** TASK ITEM **
The answer should consist of each line from the data below that includes "this".

** DATA **
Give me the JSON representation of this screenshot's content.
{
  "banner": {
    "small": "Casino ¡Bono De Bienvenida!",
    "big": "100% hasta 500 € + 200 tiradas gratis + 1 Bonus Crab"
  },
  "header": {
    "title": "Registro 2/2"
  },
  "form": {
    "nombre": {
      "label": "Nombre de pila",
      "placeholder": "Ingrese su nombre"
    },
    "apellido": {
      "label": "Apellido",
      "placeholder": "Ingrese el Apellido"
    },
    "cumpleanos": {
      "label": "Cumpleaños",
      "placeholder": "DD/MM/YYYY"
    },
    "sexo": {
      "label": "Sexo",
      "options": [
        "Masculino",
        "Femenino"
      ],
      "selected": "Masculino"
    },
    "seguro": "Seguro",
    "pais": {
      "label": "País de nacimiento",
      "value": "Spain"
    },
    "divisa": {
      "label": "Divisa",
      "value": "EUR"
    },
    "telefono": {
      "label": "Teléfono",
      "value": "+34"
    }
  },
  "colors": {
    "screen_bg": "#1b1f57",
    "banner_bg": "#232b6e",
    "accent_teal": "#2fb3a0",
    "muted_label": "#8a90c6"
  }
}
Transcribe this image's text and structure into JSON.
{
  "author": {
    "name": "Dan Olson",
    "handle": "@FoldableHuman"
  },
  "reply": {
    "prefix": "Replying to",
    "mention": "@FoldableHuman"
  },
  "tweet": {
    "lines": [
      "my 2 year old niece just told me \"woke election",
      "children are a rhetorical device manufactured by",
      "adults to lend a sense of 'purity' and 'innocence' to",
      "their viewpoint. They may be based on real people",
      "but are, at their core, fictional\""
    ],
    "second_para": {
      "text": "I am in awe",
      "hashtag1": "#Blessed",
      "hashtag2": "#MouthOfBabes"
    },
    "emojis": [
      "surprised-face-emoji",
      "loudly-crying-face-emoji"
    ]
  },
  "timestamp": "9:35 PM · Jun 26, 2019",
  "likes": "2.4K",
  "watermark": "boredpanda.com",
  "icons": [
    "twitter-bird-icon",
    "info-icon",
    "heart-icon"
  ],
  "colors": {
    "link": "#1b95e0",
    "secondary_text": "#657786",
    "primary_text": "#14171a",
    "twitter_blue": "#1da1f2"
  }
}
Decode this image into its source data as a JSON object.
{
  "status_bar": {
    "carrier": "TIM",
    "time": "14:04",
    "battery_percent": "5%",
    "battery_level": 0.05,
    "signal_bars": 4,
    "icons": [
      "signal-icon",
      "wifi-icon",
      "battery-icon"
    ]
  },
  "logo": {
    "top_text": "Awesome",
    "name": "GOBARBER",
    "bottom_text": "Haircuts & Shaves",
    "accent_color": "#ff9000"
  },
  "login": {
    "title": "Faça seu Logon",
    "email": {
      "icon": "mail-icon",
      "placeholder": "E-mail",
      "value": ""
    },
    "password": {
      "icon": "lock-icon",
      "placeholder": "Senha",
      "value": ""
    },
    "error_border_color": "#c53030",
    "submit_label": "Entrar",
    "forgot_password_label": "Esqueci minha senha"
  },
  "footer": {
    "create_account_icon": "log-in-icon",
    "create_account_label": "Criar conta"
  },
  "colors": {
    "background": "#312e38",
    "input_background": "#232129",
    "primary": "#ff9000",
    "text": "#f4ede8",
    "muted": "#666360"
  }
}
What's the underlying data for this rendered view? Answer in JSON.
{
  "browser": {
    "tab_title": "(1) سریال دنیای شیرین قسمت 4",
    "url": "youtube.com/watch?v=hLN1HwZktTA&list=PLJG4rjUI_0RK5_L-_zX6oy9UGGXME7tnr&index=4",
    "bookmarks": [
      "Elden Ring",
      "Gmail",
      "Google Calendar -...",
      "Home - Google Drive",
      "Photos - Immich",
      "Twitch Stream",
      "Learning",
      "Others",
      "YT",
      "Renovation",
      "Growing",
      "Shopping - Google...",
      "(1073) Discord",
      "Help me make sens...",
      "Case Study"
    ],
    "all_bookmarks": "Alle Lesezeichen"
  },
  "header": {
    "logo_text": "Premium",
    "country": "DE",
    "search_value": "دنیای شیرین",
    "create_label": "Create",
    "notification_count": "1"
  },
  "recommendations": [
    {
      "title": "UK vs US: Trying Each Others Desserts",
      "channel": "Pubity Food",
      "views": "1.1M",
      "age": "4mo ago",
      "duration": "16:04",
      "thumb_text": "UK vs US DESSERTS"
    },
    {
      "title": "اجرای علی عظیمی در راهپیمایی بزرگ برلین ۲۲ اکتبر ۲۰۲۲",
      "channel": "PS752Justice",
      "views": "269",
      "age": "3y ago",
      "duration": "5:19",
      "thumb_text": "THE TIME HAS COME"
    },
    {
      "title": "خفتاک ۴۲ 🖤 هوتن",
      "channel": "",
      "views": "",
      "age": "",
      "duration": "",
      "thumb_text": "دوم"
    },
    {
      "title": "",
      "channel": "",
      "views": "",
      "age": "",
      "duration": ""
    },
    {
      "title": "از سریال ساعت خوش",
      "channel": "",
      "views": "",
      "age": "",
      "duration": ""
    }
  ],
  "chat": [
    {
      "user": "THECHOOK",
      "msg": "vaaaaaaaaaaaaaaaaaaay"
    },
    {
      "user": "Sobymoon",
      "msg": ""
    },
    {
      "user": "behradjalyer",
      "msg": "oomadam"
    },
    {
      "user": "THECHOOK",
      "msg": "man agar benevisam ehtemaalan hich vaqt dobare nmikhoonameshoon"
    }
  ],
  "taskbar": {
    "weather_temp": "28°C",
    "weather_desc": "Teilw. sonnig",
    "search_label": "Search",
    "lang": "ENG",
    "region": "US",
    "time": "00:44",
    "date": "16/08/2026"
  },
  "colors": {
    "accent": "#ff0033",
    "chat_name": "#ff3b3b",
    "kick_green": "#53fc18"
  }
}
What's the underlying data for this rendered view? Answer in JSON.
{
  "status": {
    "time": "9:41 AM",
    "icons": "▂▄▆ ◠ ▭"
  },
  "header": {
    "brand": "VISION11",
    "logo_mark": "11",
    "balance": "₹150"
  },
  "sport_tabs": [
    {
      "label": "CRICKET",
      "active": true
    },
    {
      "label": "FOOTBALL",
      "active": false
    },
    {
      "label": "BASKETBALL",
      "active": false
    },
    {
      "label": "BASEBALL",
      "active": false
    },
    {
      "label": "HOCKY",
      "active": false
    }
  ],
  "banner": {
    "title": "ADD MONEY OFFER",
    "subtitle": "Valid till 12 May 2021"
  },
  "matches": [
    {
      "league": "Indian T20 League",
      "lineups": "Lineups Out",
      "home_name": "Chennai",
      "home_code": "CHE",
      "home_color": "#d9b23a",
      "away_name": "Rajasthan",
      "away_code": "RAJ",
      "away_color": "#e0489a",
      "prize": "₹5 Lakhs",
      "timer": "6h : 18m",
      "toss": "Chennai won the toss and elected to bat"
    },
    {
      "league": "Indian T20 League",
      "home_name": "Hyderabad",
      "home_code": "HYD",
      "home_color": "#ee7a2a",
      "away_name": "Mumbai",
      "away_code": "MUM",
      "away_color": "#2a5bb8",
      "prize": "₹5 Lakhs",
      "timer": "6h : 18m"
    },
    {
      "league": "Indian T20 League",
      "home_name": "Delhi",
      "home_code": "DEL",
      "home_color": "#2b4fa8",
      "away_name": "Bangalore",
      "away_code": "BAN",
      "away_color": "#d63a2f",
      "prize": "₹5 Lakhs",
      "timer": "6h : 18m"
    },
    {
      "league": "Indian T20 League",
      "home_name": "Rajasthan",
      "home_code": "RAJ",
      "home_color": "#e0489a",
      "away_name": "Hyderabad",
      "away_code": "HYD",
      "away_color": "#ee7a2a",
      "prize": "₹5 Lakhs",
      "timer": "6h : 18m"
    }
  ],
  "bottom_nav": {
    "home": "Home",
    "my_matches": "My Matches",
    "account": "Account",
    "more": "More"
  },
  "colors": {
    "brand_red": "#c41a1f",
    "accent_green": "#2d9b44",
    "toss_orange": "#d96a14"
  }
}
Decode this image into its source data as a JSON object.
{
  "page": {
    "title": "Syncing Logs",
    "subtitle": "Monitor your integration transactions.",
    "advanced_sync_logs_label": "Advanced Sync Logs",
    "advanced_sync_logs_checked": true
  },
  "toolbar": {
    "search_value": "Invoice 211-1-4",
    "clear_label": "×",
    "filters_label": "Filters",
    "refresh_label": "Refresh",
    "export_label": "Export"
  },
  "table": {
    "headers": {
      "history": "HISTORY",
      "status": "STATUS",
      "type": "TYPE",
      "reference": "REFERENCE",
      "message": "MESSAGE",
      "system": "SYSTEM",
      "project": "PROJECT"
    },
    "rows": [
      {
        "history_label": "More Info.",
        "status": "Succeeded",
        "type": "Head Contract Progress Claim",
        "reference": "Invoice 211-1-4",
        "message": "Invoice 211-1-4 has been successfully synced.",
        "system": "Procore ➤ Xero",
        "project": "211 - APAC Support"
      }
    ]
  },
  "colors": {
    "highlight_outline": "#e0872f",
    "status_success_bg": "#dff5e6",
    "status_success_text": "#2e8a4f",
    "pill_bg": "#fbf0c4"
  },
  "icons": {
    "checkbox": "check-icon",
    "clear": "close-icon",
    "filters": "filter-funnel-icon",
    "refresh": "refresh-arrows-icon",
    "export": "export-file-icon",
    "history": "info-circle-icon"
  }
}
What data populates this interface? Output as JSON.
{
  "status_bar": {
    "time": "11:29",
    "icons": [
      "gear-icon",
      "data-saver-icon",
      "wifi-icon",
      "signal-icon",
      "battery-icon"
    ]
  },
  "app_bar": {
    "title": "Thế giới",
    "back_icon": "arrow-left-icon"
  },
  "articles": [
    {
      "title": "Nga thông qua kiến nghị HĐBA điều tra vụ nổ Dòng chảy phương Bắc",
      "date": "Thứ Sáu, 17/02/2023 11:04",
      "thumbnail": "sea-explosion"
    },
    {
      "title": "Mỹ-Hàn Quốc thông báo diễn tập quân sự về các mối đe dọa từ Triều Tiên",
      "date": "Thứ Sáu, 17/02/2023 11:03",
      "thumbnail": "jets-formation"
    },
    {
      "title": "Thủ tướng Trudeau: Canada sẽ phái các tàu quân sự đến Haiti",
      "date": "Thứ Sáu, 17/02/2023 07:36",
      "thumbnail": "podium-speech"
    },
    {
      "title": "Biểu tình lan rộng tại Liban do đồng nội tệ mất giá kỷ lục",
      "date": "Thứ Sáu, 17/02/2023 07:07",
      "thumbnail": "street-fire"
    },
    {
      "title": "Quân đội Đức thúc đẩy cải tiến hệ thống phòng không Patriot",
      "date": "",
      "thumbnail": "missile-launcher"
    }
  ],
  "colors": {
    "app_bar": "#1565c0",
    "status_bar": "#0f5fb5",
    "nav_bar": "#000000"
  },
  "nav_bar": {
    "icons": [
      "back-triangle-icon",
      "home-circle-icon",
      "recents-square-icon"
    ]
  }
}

** TASK RESULT **
Give me the JSON representation of this screenshot's content.
Transcribe this image's text and structure into JSON.
Decode this image into its source data as a JSON object.
What's the underlying data for this rendered view? Answer in JSON.
What's the underlying data for this rendered view? Answer in JSON.
Decode this image into its source data as a JSON object.
What data populates this interface? Output as JSON.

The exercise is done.